Did you know that approximately every 3-4 minutes someone in the United States is diagnosed with blood cancer? In 2016, it is estimated that 171,550 people within the United States alone will be diagnosed with one of the three major types of blood cancer, Lymphoma, Leukemia, and myeloma. Blood cancer can affect the bone marrow, blood cells, lymph nodes, and other parts of the lymphatic system, and abnormal blood cells can prevent your blood from performing many of its functions such as fighting off infections or preventing serious bleeding. Since September is Blood Cancer Awareness Month, we’d like to shed some light on these diseases to increase awareness.
It is important to remember that though some of these symptoms may seem vague, and we often times relate these symptoms to the stress of daily life, you should always listen to your body and notify your physician of any abnormalities or changes.
More than likely, your doctor will run a Complete Blood Count (CBC) screening. A CBC is the most common test that gives a general idea of your overall health. A CBC will measure the number of red cells, white cells and platelets and levels of hemoglobin and hematocrit in your blood. Many different health conditions can cause increases and decreases in your blood counts. These blood cell counts give your doctor important clues about your health and can determine if you have a blood cancer, and/or alert the doctor if further testing is needed.
Awareness is a key factor in detecting any type cancer at an early stage. It is important for you to educate yourself and your loved ones on Blood Cancer symptoms for optimal chances of early detection. To make this easier, just remember to think T.E.S.T.
T – Tiredness and exhaustion
E – Excessive sweating
S – Sore bones and joints
T – Terrible bruising and unusual bleeding
Do you have a loved one with blood cancer? Blood is the most precious gift that anyone can give to another person. It’s truly the gift of life. A decision to donate your blood can save a life, or even several if your blood is separated into its components, red cells, platelets, and plasma, which can be used individually for patients with specific conditions. Sometimes we feel helpless in the fight against blood cancer, but here is your chance to help out. Contact your local Red Cross to sign up and donate!
For a more in-depth report on blood cancers, please visit the Leukemia and Lymphoma Society.
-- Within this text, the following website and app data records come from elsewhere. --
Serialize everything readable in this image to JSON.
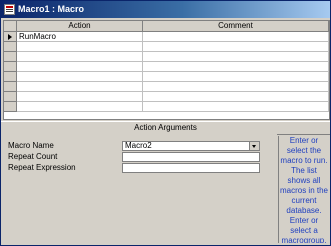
{
  "window": {
    "title": "Macro1 : Macro"
  },
  "grid": {
    "columns": [
      "Action",
      "Comment"
    ],
    "rows": [
      {
        "action": "RunMacro",
        "comment": ""
      },
      {
        "action": "",
        "comment": ""
      },
      {
        "action": "",
        "comment": ""
      },
      {
        "action": "",
        "comment": ""
      },
      {
        "action": "",
        "comment": ""
      },
      {
        "action": "",
        "comment": ""
      },
      {
        "action": "",
        "comment": ""
      },
      {
        "action": "",
        "comment": ""
      }
    ]
  },
  "arguments": {
    "header": "Action Arguments",
    "fields": [
      {
        "label": "Macro Name",
        "value": "Macro2",
        "type": "dropdown"
      },
      {
        "label": "Repeat Count",
        "value": "",
        "type": "text"
      },
      {
        "label": "Repeat Expression",
        "value": "",
        "type": "text"
      }
    ],
    "help_text": "Enter or select the macro to run. The list shows all macros in the current database. Enter or select a macrogroup."
  }
}
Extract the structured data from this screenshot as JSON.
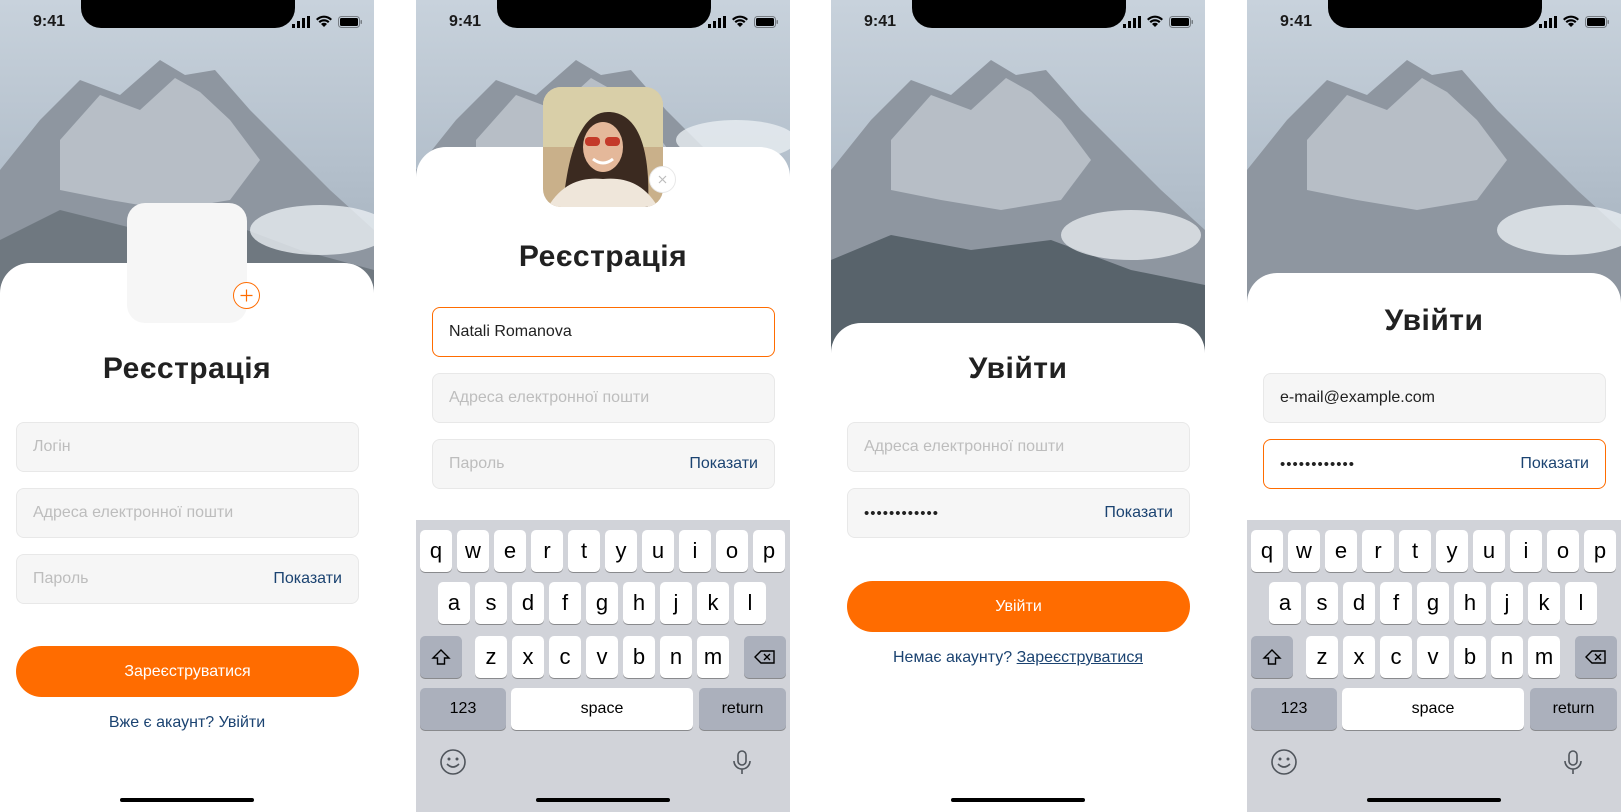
{
  "status": {
    "time": "9:41"
  },
  "register": {
    "title": "Реєстрація",
    "login_placeholder": "Логін",
    "email_placeholder": "Адреса електронної пошти",
    "password_placeholder": "Пароль",
    "show_label": "Показати",
    "submit_label": "Зареєструватися",
    "login_link": "Вже є акаунт? Увійти"
  },
  "register_filled": {
    "title": "Реєстрація",
    "login_value": "Natali Romanova",
    "email_placeholder": "Адреса електронної пошти",
    "password_placeholder": "Пароль",
    "show_label": "Показати"
  },
  "login": {
    "title": "Увійти",
    "email_placeholder": "Адреса електронної пошти",
    "password_value": "••••••••••••",
    "show_label": "Показати",
    "submit_label": "Увійти",
    "prompt": "Немає акаунту?",
    "register_link": "Зареєструватися"
  },
  "login_filled": {
    "title": "Увійти",
    "email_value": "e-mail@example.com",
    "password_value": "••••••••••••",
    "show_label": "Показати"
  },
  "keyboard": {
    "row1": [
      "q",
      "w",
      "e",
      "r",
      "t",
      "y",
      "u",
      "i",
      "o",
      "p"
    ],
    "row2": [
      "a",
      "s",
      "d",
      "f",
      "g",
      "h",
      "j",
      "k",
      "l"
    ],
    "row3": [
      "z",
      "x",
      "c",
      "v",
      "b",
      "n",
      "m"
    ],
    "numbers_label": "123",
    "space_label": "space",
    "return_label": "return"
  },
  "colors": {
    "accent": "#FF6C00",
    "link": "#1B4371",
    "field_bg": "#F6F6F6",
    "keyboard_bg": "#D1D3D9"
  }
}
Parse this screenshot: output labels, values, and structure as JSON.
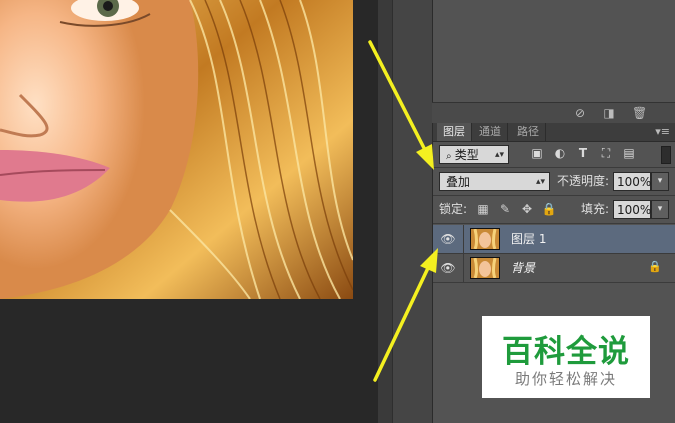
{
  "panel_tabs": [
    {
      "label": "图层",
      "active": true
    },
    {
      "label": "通道",
      "active": false
    },
    {
      "label": "路径",
      "active": false
    }
  ],
  "filter": {
    "kind_label": "类型",
    "icons": [
      "image-filter-icon",
      "adjustment-filter-icon",
      "type-filter-icon",
      "shape-filter-icon",
      "smart-object-filter-icon"
    ]
  },
  "blend": {
    "mode": "叠加",
    "opacity_label": "不透明度:",
    "opacity_value": "100%"
  },
  "lock": {
    "label": "锁定:",
    "fill_label": "填充:",
    "fill_value": "100%"
  },
  "layers": [
    {
      "name": "图层 1",
      "selected": true,
      "locked": false,
      "italic": false
    },
    {
      "name": "背景",
      "selected": false,
      "locked": true,
      "italic": true
    }
  ],
  "watermark": {
    "main": "百科全说",
    "sub": "助你轻松解决"
  },
  "colors": {
    "arrow": "#f4f020",
    "selection": "#5c6a7e",
    "watermark_green": "#1f9b3c"
  }
}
If you or a loved one is experiencing any symptoms of blood cancer, please call us today to schedule an appointment.
Sources: Leukemia & Lymphoma Society